• [EXERCISE OBJECTIVE]
Reproduce the entries that follow, exactly and in full.
Content starts
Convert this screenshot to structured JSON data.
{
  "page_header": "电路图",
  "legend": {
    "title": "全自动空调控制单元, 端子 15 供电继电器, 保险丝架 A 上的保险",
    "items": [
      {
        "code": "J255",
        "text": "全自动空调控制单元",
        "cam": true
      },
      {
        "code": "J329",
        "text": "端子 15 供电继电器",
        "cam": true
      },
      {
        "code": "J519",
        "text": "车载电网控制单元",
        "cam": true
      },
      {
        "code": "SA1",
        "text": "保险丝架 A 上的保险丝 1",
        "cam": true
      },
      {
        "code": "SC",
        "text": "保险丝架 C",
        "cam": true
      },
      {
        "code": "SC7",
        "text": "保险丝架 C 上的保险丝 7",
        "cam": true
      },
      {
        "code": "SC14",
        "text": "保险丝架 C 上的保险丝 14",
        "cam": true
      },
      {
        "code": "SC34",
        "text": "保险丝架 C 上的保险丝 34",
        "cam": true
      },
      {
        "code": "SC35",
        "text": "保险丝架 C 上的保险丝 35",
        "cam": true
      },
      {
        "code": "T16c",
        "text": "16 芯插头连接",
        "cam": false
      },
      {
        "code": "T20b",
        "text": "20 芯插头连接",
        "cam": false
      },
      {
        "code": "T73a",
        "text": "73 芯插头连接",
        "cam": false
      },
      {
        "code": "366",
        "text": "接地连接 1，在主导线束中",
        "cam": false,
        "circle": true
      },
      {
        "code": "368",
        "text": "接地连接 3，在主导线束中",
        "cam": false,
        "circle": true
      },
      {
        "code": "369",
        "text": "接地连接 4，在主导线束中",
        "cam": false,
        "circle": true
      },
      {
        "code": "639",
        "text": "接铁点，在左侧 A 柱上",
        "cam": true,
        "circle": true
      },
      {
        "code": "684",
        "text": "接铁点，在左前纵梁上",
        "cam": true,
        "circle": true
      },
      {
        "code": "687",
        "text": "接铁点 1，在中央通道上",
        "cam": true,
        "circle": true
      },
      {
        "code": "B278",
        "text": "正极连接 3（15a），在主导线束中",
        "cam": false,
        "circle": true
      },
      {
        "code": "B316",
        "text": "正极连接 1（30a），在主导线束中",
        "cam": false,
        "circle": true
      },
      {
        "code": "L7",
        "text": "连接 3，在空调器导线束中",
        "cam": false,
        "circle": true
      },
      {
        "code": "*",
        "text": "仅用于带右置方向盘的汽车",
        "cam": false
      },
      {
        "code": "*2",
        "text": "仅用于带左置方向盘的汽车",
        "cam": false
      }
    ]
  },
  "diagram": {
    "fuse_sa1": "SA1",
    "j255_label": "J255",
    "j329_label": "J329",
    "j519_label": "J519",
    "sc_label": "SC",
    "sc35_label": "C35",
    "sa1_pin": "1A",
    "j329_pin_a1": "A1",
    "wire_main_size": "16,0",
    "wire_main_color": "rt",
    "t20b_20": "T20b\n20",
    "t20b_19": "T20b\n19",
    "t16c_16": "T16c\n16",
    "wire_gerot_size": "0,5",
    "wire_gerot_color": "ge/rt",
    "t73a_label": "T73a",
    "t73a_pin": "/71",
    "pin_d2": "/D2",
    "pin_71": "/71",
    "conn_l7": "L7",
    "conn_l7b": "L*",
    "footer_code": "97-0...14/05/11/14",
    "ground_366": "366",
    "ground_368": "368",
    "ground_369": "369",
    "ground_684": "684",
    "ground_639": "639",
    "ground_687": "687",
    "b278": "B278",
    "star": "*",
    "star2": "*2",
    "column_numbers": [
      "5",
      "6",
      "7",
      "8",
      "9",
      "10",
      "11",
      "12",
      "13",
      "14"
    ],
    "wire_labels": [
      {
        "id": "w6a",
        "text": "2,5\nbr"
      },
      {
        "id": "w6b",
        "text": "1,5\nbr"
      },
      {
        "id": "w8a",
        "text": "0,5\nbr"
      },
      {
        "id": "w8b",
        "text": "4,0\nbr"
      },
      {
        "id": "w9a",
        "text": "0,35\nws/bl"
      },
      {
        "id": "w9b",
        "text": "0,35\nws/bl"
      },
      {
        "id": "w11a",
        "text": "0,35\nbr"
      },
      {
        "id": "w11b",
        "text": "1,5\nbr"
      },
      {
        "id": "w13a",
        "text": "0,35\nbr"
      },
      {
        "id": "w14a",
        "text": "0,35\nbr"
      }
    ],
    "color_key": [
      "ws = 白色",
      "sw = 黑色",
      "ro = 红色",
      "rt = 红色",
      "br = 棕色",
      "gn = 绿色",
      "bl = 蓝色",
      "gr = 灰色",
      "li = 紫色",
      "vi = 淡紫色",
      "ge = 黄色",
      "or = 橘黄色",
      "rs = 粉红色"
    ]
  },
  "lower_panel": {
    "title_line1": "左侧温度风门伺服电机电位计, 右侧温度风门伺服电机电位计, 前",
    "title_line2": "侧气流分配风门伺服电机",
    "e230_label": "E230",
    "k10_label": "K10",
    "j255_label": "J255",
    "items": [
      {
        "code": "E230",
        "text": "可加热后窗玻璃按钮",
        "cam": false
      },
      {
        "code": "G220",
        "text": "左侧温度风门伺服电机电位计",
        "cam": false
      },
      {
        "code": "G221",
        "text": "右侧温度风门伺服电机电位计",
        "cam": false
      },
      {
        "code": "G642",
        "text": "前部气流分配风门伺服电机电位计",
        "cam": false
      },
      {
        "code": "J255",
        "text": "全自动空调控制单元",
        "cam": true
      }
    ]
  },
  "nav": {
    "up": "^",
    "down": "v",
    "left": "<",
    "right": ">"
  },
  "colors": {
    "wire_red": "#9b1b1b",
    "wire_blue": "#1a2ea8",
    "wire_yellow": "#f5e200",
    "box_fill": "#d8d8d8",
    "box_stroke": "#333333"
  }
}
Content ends
• [RESULT]
Convert this screenshot to structured JSON data.
{
  "page_header": "电路图",
  "legend": {
    "title": "全自动空调控制单元, 端子 15 供电继电器, 保险丝架 A 上的保险",
    "items": [
      {
        "code": "J255",
        "text": "全自动空调控制单元",
        "cam": true
      },
      {
        "code": "J329",
        "text": "端子 15 供电继电器",
        "cam": true
      },
      {
        "code": "J519",
        "text": "车载电网控制单元",
        "cam": true
      },
      {
        "code": "SA1",
        "text": "保险丝架 A 上的保险丝 1",
        "cam": true
      },
      {
        "code": "SC",
        "text": "保险丝架 C",
        "cam": true
      },
      {
        "code": "SC7",
        "text": "保险丝架 C 上的保险丝 7",
        "cam": true
      },
      {
        "code": "SC14",
        "text": "保险丝架 C 上的保险丝 14",
        "cam": true
      },
      {
        "code": "SC34",
        "text": "保险丝架 C 上的保险丝 34",
        "cam": true
      },
      {
        "code": "SC35",
        "text": "保险丝架 C 上的保险丝 35",
        "cam": true
      },
      {
        "code": "T16c",
        "text": "16 芯插头连接",
        "cam": false
      },
      {
        "code": "T20b",
        "text": "20 芯插头连接",
        "cam": false
      },
      {
        "code": "T73a",
        "text": "73 芯插头连接",
        "cam": false
      },
      {
        "code": "366",
        "text": "接地连接 1，在主导线束中",
        "cam": false,
        "circle": true
      },
      {
        "code": "368",
        "text": "接地连接 3，在主导线束中",
        "cam": false,
        "circle": true
      },
      {
        "code": "369",
        "text": "接地连接 4，在主导线束中",
        "cam": false,
        "circle": true
      },
      {
        "code": "639",
        "text": "接铁点，在左侧 A 柱上",
        "cam": true,
        "circle": true
      },
      {
        "code": "684",
        "text": "接铁点，在左前纵梁上",
        "cam": true,
        "circle": true
      },
      {
        "code": "687",
        "text": "接铁点 1，在中央通道上",
        "cam": true,
        "circle": true
      },
      {
        "code": "B278",
        "text": "正极连接 3（15a），在主导线束中",
        "cam": false,
        "circle": true
      },
      {
        "code": "B316",
        "text": "正极连接 1（30a），在主导线束中",
        "cam": false,
        "circle": true
      },
      {
        "code": "L7",
        "text": "连接 3，在空调器导线束中",
        "cam": false,
        "circle": true
      },
      {
        "code": "*",
        "text": "仅用于带右置方向盘的汽车",
        "cam": false
      },
      {
        "code": "*2",
        "text": "仅用于带左置方向盘的汽车",
        "cam": false
      }
    ]
  },
  "diagram": {
    "fuse_sa1": "SA1",
    "j255_label": "J255",
    "j329_label": "J329",
    "j519_label": "J519",
    "sc_label": "SC",
    "sc35_label": "C35",
    "sa1_pin": "1A",
    "j329_pin_a1": "A1",
    "wire_main_size": "16,0",
    "wire_main_color": "rt",
    "t20b_20": "T20b\n20",
    "t20b_19": "T20b\n19",
    "t16c_16": "T16c\n16",
    "wire_gerot_size": "0,5",
    "wire_gerot_color": "ge/rt",
    "t73a_label": "T73a",
    "t73a_pin": "/71",
    "pin_d2": "/D2",
    "pin_71": "/71",
    "conn_l7": "L7",
    "conn_l7b": "L*",
    "footer_code": "97-0...14/05/11/14",
    "ground_366": "366",
    "ground_368": "368",
    "ground_369": "369",
    "ground_684": "684",
    "ground_639": "639",
    "ground_687": "687",
    "b278": "B278",
    "star": "*",
    "star2": "*2",
    "column_numbers": [
      "5",
      "6",
      "7",
      "8",
      "9",
      "10",
      "11",
      "12",
      "13",
      "14"
    ],
    "wire_labels": [
      {
        "id": "w6a",
        "text": "2,5\nbr"
      },
      {
        "id": "w6b",
        "text": "1,5\nbr"
      },
      {
        "id": "w8a",
        "text": "0,5\nbr"
      },
      {
        "id": "w8b",
        "text": "4,0\nbr"
      },
      {
        "id": "w9a",
        "text": "0,35\nws/bl"
      },
      {
        "id": "w9b",
        "text": "0,35\nws/bl"
      },
      {
        "id": "w11a",
        "text": "0,35\nbr"
      },
      {
        "id": "w11b",
        "text": "1,5\nbr"
      },
      {
        "id": "w13a",
        "text": "0,35\nbr"
      },
      {
        "id": "w14a",
        "text": "0,35\nbr"
      }
    ],
    "color_key": [
      "ws = 白色",
      "sw = 黑色",
      "ro = 红色",
      "rt = 红色",
      "br = 棕色",
      "gn = 绿色",
      "bl = 蓝色",
      "gr = 灰色",
      "li = 紫色",
      "vi = 淡紫色",
      "ge = 黄色",
      "or = 橘黄色",
      "rs = 粉红色"
    ]
  },
  "lower_panel": {
    "title_line1": "左侧温度风门伺服电机电位计, 右侧温度风门伺服电机电位计, 前",
    "title_line2": "侧气流分配风门伺服电机",
    "e230_label": "E230",
    "k10_label": "K10",
    "j255_label": "J255",
    "items": [
      {
        "code": "E230",
        "text": "可加热后窗玻璃按钮",
        "cam": false
      },
      {
        "code": "G220",
        "text": "左侧温度风门伺服电机电位计",
        "cam": false
      },
      {
        "code": "G221",
        "text": "右侧温度风门伺服电机电位计",
        "cam": false
      },
      {
        "code": "G642",
        "text": "前部气流分配风门伺服电机电位计",
        "cam": false
      },
      {
        "code": "J255",
        "text": "全自动空调控制单元",
        "cam": true
      }
    ]
  },
  "nav": {
    "up": "^",
    "down": "v",
    "left": "<",
    "right": ">"
  },
  "colors": {
    "wire_red": "#9b1b1b",
    "wire_blue": "#1a2ea8",
    "wire_yellow": "#f5e200",
    "box_fill": "#d8d8d8",
    "box_stroke": "#333333"
  }
}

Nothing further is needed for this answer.